I have had several people contact me about how to approach teacher evaluation in a Quality Learning context, so I decided to make it the subject of a newsletter. This is a hot topic, especially in the United States, since state and federal grants and funding are now requiring teacher evaluation. I don’t have any quick fixes to this dilemma, but I do think there are three concepts to consider when modifying or creating teacher evaluation systems.
First, understand that you will never rate and rank your way to Quality Learning. Yes, I know many people with good intentions support the idea of rewarding the best and getting rid of the worst performers, but even if you do this well you are still stuck with the system that produced the current situation. Ratings and rankings of teachers is not a method of improvement. Neither is grading students. At best, ranking methods simply let you know how bad or good a situation may be in light of the current system. If at the end of a teacher evaluation process you discover that 10% of your teachers are distinguished, 60% are proficient and the rest are lower, so what! Administrators will tell you they already knew this. Evaluators typically rely on inspection, which is fraught with variation. Students, and colleagues since they see each other daily, could help immediately identify exactly who the top performing teachers are — just ask them.
Second, determine what will happen after the evaluation process. Is your method of system improvement simply to get rid of teachers with low ratings? Is it to reward the best performers? This is a very costly method of improvement. You may be getting rid of a teacher or teachers who could have become great but, through no fault of his/her own, was not fortunate enough to have received good training, modeling and coaching. You may be trying to get rid of one teacher through ranking and rating and simply replace them with someone who is less qualified. It is a risky game of chance.
Third, the time spent ranking teachers is taken away from time spent improving teacher training or the system itself. How does your teacher evaluation system contribute to improving learning for students?
These are some of the major problems with Teacher Evaluation, and of course there are other concepts to consider when evaluating your teachers. So, what can be done? Here are some points to consider when thinking about improving teacher performance:
- Recognize that all teachers can and need to improve. Even the best can get better.
- Create a teacher performance system through which, over time, virtually anyone can become a great teacher. Include leadership, coaching and support as a component of the performance evaluation. e teachers need to be able to expect support of their administrators and understand how this will be measured.
- Stop thinking in terms of evaluation, and instead think about creating continual feedback loops. People respect feedback; they do not respect evaluation (unless you are the winner). Provide feedback more frequently so improvement processes can be reviewed and modified as needed.

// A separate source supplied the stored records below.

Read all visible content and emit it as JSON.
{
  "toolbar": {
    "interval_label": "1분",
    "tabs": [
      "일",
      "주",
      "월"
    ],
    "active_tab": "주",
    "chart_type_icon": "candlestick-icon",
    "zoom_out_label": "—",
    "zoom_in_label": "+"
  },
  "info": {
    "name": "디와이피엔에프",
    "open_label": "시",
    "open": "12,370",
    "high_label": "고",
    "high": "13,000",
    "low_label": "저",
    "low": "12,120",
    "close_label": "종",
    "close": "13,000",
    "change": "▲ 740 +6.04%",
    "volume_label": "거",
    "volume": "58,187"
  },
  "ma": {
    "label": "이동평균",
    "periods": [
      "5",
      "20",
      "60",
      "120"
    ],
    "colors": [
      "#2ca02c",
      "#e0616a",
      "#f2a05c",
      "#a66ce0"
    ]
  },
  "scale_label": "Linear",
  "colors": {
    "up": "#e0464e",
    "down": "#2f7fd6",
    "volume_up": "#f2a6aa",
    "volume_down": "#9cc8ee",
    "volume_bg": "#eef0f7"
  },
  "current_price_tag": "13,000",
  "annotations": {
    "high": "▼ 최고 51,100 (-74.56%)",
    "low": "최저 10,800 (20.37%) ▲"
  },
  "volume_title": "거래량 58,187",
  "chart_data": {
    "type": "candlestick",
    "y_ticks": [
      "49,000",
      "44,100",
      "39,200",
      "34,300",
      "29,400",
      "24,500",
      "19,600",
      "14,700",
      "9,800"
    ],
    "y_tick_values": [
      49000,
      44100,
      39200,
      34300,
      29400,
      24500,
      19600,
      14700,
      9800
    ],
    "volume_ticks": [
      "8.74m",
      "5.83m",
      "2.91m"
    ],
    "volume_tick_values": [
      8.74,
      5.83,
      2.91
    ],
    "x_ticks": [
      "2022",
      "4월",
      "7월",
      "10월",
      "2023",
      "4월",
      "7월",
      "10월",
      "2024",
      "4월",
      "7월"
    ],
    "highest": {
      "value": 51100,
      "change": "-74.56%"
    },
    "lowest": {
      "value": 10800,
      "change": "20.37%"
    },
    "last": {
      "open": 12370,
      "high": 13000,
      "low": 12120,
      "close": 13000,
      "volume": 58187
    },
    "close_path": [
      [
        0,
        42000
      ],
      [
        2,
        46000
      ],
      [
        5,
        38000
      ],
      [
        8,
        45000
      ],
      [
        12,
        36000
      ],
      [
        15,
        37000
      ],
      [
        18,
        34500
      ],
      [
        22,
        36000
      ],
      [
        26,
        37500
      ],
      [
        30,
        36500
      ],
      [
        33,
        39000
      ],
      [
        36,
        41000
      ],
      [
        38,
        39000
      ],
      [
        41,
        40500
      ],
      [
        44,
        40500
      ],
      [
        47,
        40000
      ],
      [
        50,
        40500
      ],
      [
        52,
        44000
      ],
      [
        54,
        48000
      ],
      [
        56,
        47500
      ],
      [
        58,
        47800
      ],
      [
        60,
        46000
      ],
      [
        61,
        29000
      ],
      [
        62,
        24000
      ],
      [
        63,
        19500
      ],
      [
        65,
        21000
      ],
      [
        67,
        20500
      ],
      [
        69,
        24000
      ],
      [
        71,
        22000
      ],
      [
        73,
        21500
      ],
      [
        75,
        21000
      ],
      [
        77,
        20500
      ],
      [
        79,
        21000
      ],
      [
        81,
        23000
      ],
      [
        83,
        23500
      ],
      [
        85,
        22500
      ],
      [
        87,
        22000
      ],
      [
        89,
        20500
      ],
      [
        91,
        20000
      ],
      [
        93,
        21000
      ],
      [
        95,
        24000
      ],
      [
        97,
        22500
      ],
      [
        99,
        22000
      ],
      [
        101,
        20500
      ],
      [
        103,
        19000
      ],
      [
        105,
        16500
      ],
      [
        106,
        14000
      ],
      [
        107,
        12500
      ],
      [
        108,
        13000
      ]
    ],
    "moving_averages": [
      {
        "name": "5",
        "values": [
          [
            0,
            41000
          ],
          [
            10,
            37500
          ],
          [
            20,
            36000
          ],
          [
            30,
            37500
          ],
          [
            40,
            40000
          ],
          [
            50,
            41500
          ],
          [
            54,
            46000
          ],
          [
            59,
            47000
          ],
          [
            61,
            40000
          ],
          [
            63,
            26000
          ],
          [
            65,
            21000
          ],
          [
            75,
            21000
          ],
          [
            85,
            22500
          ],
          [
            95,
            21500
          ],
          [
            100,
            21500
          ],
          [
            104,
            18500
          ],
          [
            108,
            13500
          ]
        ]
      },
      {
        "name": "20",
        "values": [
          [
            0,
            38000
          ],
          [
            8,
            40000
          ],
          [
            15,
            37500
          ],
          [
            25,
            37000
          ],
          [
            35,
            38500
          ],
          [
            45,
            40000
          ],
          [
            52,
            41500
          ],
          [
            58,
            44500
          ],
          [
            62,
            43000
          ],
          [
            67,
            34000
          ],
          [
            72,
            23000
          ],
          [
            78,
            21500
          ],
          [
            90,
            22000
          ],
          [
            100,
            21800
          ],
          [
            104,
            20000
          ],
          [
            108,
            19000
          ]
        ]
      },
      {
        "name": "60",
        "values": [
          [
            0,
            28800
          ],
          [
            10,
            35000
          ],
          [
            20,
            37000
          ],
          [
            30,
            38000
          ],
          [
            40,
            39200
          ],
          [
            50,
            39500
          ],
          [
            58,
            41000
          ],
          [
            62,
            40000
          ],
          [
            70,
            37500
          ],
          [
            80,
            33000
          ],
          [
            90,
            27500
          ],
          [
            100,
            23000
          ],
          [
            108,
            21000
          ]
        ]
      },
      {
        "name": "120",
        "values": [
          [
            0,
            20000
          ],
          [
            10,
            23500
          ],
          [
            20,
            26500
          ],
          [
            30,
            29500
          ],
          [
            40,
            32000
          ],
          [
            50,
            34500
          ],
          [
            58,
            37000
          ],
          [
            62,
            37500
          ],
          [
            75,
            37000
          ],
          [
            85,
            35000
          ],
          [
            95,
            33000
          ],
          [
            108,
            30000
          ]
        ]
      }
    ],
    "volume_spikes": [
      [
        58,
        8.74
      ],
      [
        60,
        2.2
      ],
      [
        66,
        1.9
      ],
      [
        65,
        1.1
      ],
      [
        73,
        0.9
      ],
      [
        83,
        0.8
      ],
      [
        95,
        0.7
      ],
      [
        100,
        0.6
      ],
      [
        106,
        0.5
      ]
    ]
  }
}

- If you must rate and rank, do it quickly and efficiently, then get on with the job of improving the system. Teachers should have the ability to rate and rank themselves — people are usually tougher on themselves than others are on them.
- Dr. Deming often said, “There is no substitute for knowledge.” What knowledge is necessary to become a great teacher? Define this with your teachers. By what method or pathway may they become great? What is your role as the administrator in leading your staff in improvement?
I know it is not easy to create a system of thinking and learning in a company, hospital or school. It is much more common to create a system of reward and punishment through ranking and rating and to place blame on individuals for their poor performance, rather than the system.
Learn to break out of conformity and you will see levels of performance emerge that were never thought possible in the old system.